Separated into two hypothetical “cultures,” Shawnee State University students and faculty struggled to overcome culture shock at the BaFa’ BaFa’ cultural inclusion program on Wednesday, Nov. 28 in the Sodexo Ballroom.
Brought to the university by Cross Cultural Inclusion Coordinator Carla Daniels and overseen by International Service and Peace Corps Prep Program Coordinator Tracey Henderson, Ph.D., the BaFa’ BaFa’ experience allows participants to become personally aware of the issues surrounding culture differences.
Guided by several coordinators, the 16 participants broke into two groups — the “Alpha” and “Beta” cultures — and individually learned about their culture’s specific traits.
For example, one culture communicated without making contact, while the other stressed touching other members as much as possible. After learning about their own culture, each group sent observers to analyze the other group’s customs.
Following the observers, increasing numbers of participants went over to the other culture, attempting to fit in with the other culture’s norms while exemplifying their own. Confusion and culture shock ensued as the groups insulted each other via cultural inside jokes, failed to communicate whatsoever and, in the case of one patriarchal culture, escorted offending males from the room.
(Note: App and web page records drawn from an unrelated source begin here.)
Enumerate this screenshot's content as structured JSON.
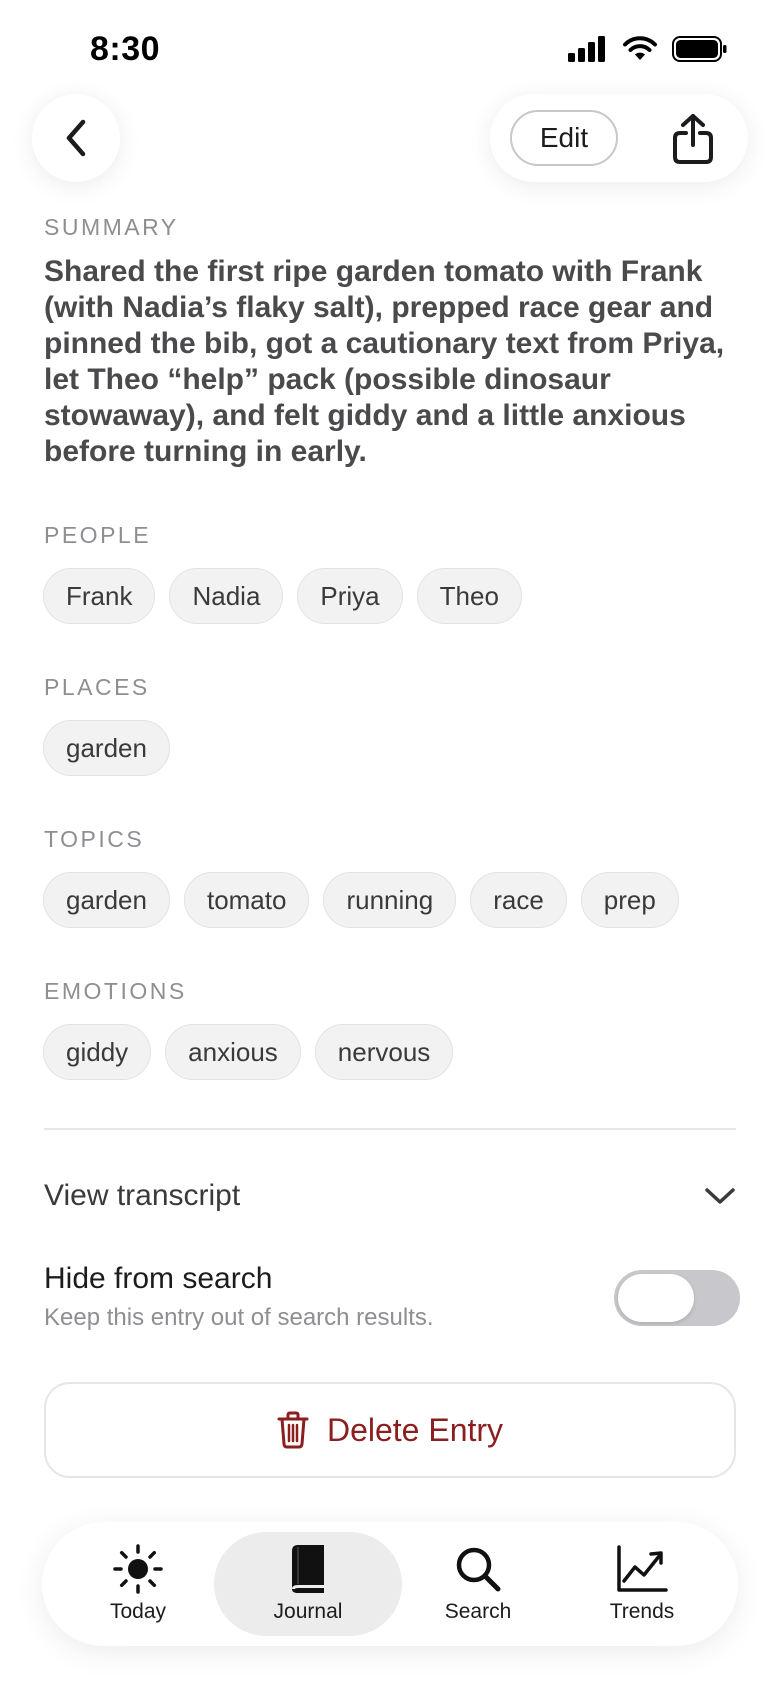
{
  "status_bar": {
    "time": "8:30"
  },
  "header": {
    "edit_label": "Edit"
  },
  "summary": {
    "label": "SUMMARY",
    "lines": [
      "Shared the first ripe garden tomato with Frank",
      "(with Nadia’s flaky salt), prepped race gear and",
      "pinned the bib, got a cautionary text from Priya,",
      "let Theo “help” pack (possible dinosaur",
      "stowaway), and felt giddy and a little anxious",
      "before turning in early."
    ]
  },
  "people": {
    "label": "PEOPLE",
    "items": [
      "Frank",
      "Nadia",
      "Priya",
      "Theo"
    ]
  },
  "places": {
    "label": "PLACES",
    "items": [
      "garden"
    ]
  },
  "topics": {
    "label": "TOPICS",
    "items": [
      "garden",
      "tomato",
      "running",
      "race",
      "prep"
    ]
  },
  "emotions": {
    "label": "EMOTIONS",
    "items": [
      "giddy",
      "anxious",
      "nervous"
    ]
  },
  "transcript": {
    "label": "View transcript"
  },
  "hide_search": {
    "title": "Hide from search",
    "subtitle": "Keep this entry out of search results.",
    "enabled": false
  },
  "delete": {
    "label": "Delete Entry",
    "color": "#8b1e1e"
  },
  "tabs": [
    {
      "label": "Today",
      "icon": "sun-icon",
      "active": false
    },
    {
      "label": "Journal",
      "icon": "book-icon",
      "active": true
    },
    {
      "label": "Search",
      "icon": "search-icon",
      "active": false
    },
    {
      "label": "Trends",
      "icon": "trend-chart-icon",
      "active": false
    }
  ]
}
At the end of the event, both groups reunited to discuss the experience as a whole. Several participants remarked on how they felt “alienated” and “shunned” by the other culture, while others mentioned that they had “little to no clue what was going on.”
As the groups discussed one another’s customs, there arose stereotypes, assumptions and misunderstandings, elements indicative of our own human cultures as a whole and how we relate with one another. BaFa’ BaFa’ works differently depending on the specific simulation. Sometimes, the simulation is used to train a person to interact or travel to a different culture. At other times, the simulation emphasizes diversity in order to better orient participants to understand ethnic differences.